Interface dataset entries:

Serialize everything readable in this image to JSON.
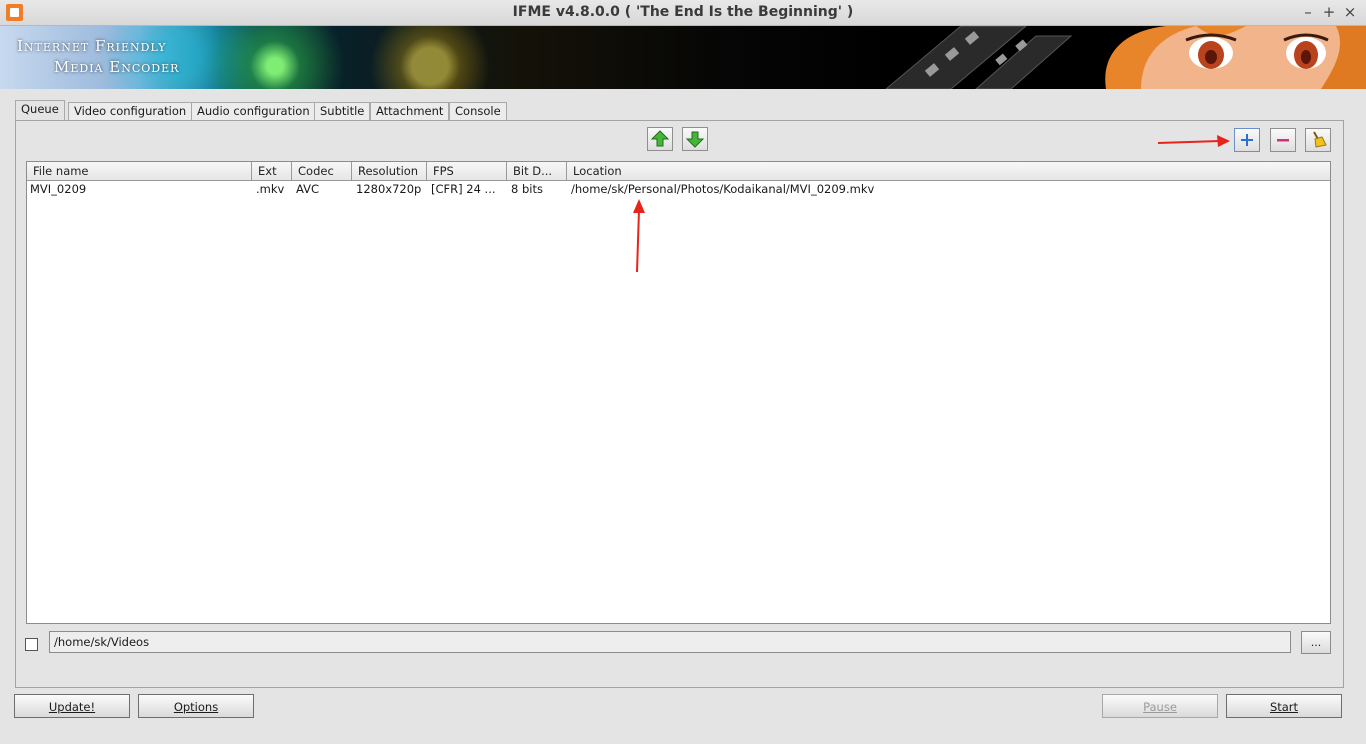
{
  "window": {
    "title": "IFME v4.8.0.0 ( 'The End Is the Beginning' )",
    "minimize": "–",
    "maximize": "+",
    "close": "×"
  },
  "banner": {
    "line1": "Internet Friendly",
    "line2": "Media Encoder"
  },
  "tabs": [
    {
      "label": "Queue",
      "active": true
    },
    {
      "label": "Video configuration"
    },
    {
      "label": "Audio configuration"
    },
    {
      "label": "Subtitle"
    },
    {
      "label": "Attachment"
    },
    {
      "label": "Console"
    }
  ],
  "queue": {
    "columns": [
      "File name",
      "Ext",
      "Codec",
      "Resolution",
      "FPS",
      "Bit D...",
      "Location"
    ],
    "rows": [
      {
        "file_name": "MVI_0209",
        "ext": ".mkv",
        "codec": "AVC",
        "resolution": "1280x720p",
        "fps": "[CFR] 24 ...",
        "bit_depth": "8 bits",
        "location": "/home/sk/Personal/Photos/Kodaikanal/MVI_0209.mkv"
      }
    ],
    "output_checked": false,
    "output_path": "/home/sk/Videos",
    "browse_label": "..."
  },
  "buttons": {
    "update": "Update!",
    "options": "Options",
    "pause": "Pause",
    "start": "Start"
  },
  "colors": {
    "annotation_arrow": "#e8231a",
    "move_arrow_green": "#3aa832",
    "add_blue": "#2a6fd6",
    "remove_magenta": "#d0307a"
  },
  "icons": {
    "move_up": "arrow-up-icon",
    "move_down": "arrow-down-icon",
    "add": "plus-icon",
    "remove": "minus-icon",
    "clear": "broom-icon"
  }
}
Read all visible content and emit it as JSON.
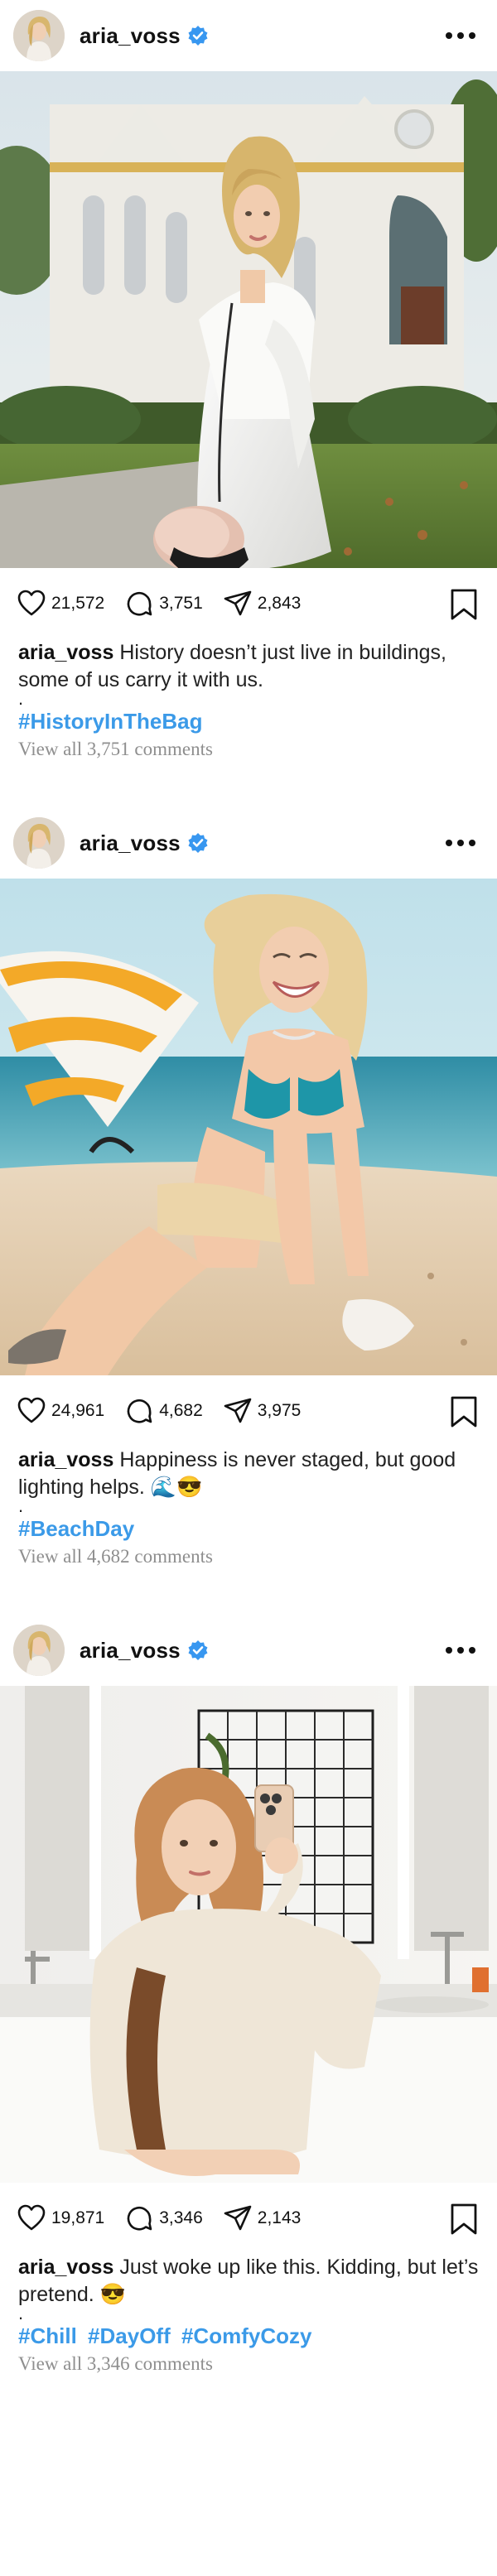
{
  "posts": [
    {
      "username": "aria_voss",
      "likes": "21,572",
      "comments": "3,751",
      "shares": "2,843",
      "caption": "History doesn’t just live in buildings, some of us carry it with us.",
      "caption_dot": ".",
      "hashtags": [
        "#HistoryInTheBag"
      ],
      "view_comments": "View all 3,751 comments",
      "photo_subject": "woman in white dress with fluffy handbag in front of white gothic church"
    },
    {
      "username": "aria_voss",
      "likes": "24,961",
      "comments": "4,682",
      "shares": "3,975",
      "caption": "Happiness is never staged, but good lighting helps. 🌊😎",
      "caption_dot": ".",
      "hashtags": [
        "#BeachDay"
      ],
      "view_comments": "View all 4,682 comments",
      "photo_subject": "smiling woman in teal bikini kneeling on beach sand with striped umbrella"
    },
    {
      "username": "aria_voss",
      "likes": "19,871",
      "comments": "3,346",
      "shares": "2,143",
      "caption": "Just woke up like this. Kidding, but let’s pretend. 😎",
      "caption_dot": ".",
      "hashtags": [
        "#Chill",
        "#DayOff",
        "#ComfyCozy"
      ],
      "view_comments": "View all 3,346 comments",
      "photo_subject": "woman in cream sweater taking mirror selfie in bathroom"
    }
  ],
  "icons": {
    "verified": "verified-badge-icon",
    "more": "more-options-icon",
    "like": "heart-icon",
    "comment": "comment-bubble-icon",
    "share": "send-icon",
    "save": "bookmark-icon"
  },
  "colors": {
    "verified_blue": "#3897f0",
    "hashtag_blue": "#3b9ae8",
    "muted_gray": "#8e8e8e"
  }
}
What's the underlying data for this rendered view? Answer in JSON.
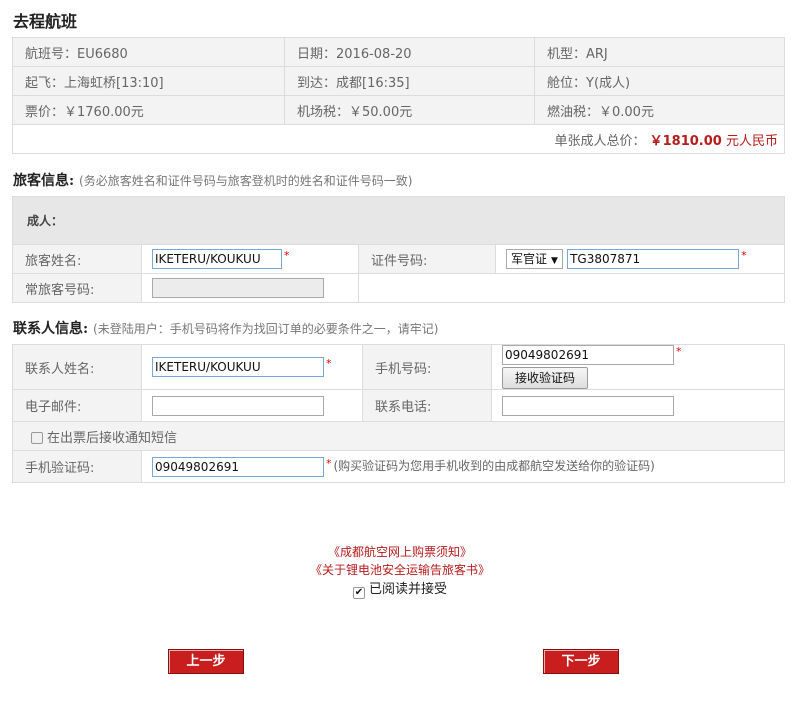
{
  "flight": {
    "title": "去程航班",
    "flight_no": "航班号：EU6680",
    "date": "日期：2016-08-20",
    "aircraft": "机型：ARJ",
    "depart": "起飞：上海虹桥[13:10]",
    "arrive": "到达：成都[16:35]",
    "cabin": "舱位：Y(成人)",
    "fare": "票价：￥1760.00元",
    "airport_tax": "机场税：￥50.00元",
    "fuel_tax": "燃油税：￥0.00元",
    "total_label": "单张成人总价：",
    "total_amount": "￥1810.00",
    "total_unit": "元人民币"
  },
  "passenger": {
    "title": "旅客信息:",
    "note": "(务必旅客姓名和证件号码与旅客登机时的姓名和证件号码一致)",
    "group": "成人：",
    "name_label": "旅客姓名:",
    "name_value": "IKETERU/KOUKUU",
    "id_label": "证件号码:",
    "id_type": "军官证",
    "id_value": "TG3807871",
    "ff_label": "常旅客号码:",
    "ff_value": "",
    "required": "*"
  },
  "contact": {
    "title": "联系人信息:",
    "note": "(未登陆用户：手机号码将作为找回订单的必要条件之一，请牢记)",
    "name_label": "联系人姓名:",
    "name_value": "IKETERU/KOUKUU",
    "mobile_label": "手机号码:",
    "mobile_value": "09049802691",
    "get_code_button": "接收验证码",
    "email_label": "电子邮件:",
    "email_value": "",
    "phone_label": "联系电话:",
    "phone_value": "",
    "sms_checkbox_label": "在出票后接收通知短信",
    "code_label": "手机验证码:",
    "code_value": "09049802691",
    "code_explain": "(购买验证码为您用手机收到的由成都航空发送给你的验证码)",
    "required": "*"
  },
  "terms": {
    "notice_link": "《成都航空网上购票须知》",
    "battery_link": "《关于锂电池安全运输告旅客书》",
    "accept_label": "已阅读并接受",
    "accepted": true
  },
  "nav": {
    "prev": "上一步",
    "next": "下一步"
  },
  "colors": {
    "accent": "#c81e1e",
    "price": "#b71c1c",
    "row_bg": "#f3f3f3"
  }
}
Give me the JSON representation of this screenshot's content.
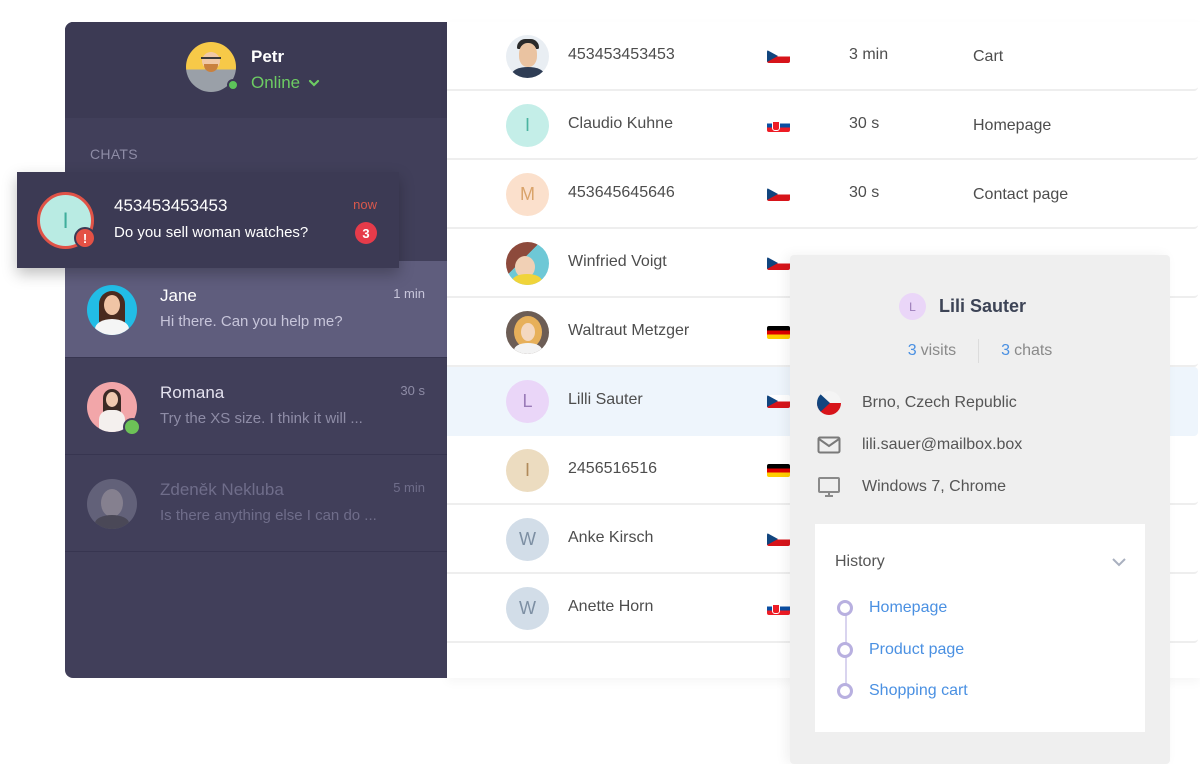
{
  "operator": {
    "name": "Petr",
    "status": "Online",
    "status_color": "#6dcc63"
  },
  "sidebar": {
    "section_label": "CHATS",
    "notification": {
      "avatar_letter": "I",
      "title": "453453453453",
      "message": "Do you sell woman watches?",
      "time": "now",
      "unread_count": "3",
      "alert_icon": "!"
    },
    "chats": [
      {
        "name": "Jane",
        "message": "Hi there. Can you help me?",
        "time": "1 min",
        "state": "active"
      },
      {
        "name": "Romana",
        "message": "Try the XS size. I think it will ...",
        "time": "30 s",
        "state": "normal",
        "badge": "message-icon"
      },
      {
        "name": "Zdeněk Nekluba",
        "message": "Is there anything else I can do ...",
        "time": "5 min",
        "state": "dim"
      }
    ]
  },
  "visitors": [
    {
      "avatar": "photo",
      "letter": "",
      "name": "453453453453",
      "country": "cz",
      "time": "3 min",
      "page": "Cart"
    },
    {
      "avatar": "letter",
      "letter": "I",
      "avatar_bg": "#c4eee8",
      "avatar_fg": "#4bb3a1",
      "name": "Claudio Kuhne",
      "country": "sk",
      "time": "30 s",
      "page": "Homepage"
    },
    {
      "avatar": "letter",
      "letter": "M",
      "avatar_bg": "#fbe0cc",
      "avatar_fg": "#d9a36a",
      "name": "453645645646",
      "country": "cz",
      "time": "30 s",
      "page": "Contact page"
    },
    {
      "avatar": "photo",
      "letter": "",
      "name": "Winfried Voigt",
      "country": "cz",
      "time": "",
      "page": ""
    },
    {
      "avatar": "photo",
      "letter": "",
      "name": "Waltraut Metzger",
      "country": "de",
      "time": "",
      "page": ""
    },
    {
      "avatar": "letter",
      "letter": "L",
      "avatar_bg": "#ead6f8",
      "avatar_fg": "#9a7bb8",
      "name": "Lilli Sauter",
      "country": "cz",
      "time": "",
      "page": "",
      "highlight": true
    },
    {
      "avatar": "letter",
      "letter": "I",
      "avatar_bg": "#ecdcc0",
      "avatar_fg": "#b08a5a",
      "name": "2456516516",
      "country": "de",
      "time": "",
      "page": ""
    },
    {
      "avatar": "letter",
      "letter": "W",
      "avatar_bg": "#d2dde8",
      "avatar_fg": "#7d8fa3",
      "name": "Anke Kirsch",
      "country": "cz",
      "time": "",
      "page": ""
    },
    {
      "avatar": "letter",
      "letter": "W",
      "avatar_bg": "#d2dde8",
      "avatar_fg": "#7d8fa3",
      "name": "Anette Horn",
      "country": "sk",
      "time": "",
      "page": ""
    }
  ],
  "detail": {
    "avatar_letter": "L",
    "name": "Lili Sauter",
    "visits_count": "3",
    "visits_label": "visits",
    "chats_count": "3",
    "chats_label": "chats",
    "location": "Brno, Czech Republic",
    "email": "lili.sauer@mailbox.box",
    "system": "Windows 7, Chrome",
    "history_title": "History",
    "history": [
      "Homepage",
      "Product page",
      "Shopping cart"
    ],
    "link_color": "#4a90e2"
  }
}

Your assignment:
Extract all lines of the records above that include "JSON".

Result of this task:
Serialize everything readable in this image to JSON.
Read all visible content and emit it as JSON.
What's the underlying data for this rendered view? Answer in JSON.
Give me the JSON representation of this screenshot's content.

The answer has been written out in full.